(Supplied data Opens)
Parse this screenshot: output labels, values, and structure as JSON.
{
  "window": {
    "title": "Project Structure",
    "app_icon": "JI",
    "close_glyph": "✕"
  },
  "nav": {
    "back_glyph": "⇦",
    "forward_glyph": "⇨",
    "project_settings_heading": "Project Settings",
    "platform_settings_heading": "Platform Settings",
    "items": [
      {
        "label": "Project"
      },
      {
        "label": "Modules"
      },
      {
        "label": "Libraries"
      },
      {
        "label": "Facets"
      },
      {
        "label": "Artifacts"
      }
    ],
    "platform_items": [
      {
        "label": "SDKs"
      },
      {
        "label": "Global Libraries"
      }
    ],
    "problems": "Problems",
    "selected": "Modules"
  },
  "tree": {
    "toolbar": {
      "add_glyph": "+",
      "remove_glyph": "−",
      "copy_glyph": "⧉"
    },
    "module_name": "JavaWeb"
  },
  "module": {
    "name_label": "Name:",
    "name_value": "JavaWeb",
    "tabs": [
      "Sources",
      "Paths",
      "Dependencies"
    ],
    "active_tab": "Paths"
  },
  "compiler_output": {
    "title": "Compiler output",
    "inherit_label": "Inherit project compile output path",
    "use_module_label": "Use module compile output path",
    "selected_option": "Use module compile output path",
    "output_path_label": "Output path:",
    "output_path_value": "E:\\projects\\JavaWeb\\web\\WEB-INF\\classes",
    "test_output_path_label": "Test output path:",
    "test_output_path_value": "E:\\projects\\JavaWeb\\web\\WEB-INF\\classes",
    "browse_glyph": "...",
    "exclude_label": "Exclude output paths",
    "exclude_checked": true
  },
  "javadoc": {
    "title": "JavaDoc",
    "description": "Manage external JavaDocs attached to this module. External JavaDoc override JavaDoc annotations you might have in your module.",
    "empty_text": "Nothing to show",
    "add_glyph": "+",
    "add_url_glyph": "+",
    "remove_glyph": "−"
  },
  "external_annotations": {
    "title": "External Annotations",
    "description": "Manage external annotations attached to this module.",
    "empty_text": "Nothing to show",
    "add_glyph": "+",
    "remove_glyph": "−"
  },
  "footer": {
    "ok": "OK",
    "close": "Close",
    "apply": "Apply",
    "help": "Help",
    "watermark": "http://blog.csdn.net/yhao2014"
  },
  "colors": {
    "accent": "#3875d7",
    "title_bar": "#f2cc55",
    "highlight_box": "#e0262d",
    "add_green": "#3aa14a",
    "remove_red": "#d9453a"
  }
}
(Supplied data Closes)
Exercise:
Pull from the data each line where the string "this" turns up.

Finished exercise:
Parse this screenshot: output labels, values, and structure as JSON.
    "description": "Manage external JavaDocs attached to this module. External JavaDoc override JavaDoc annotations you might have in your module.",
    "description": "Manage external annotations attached to this module.",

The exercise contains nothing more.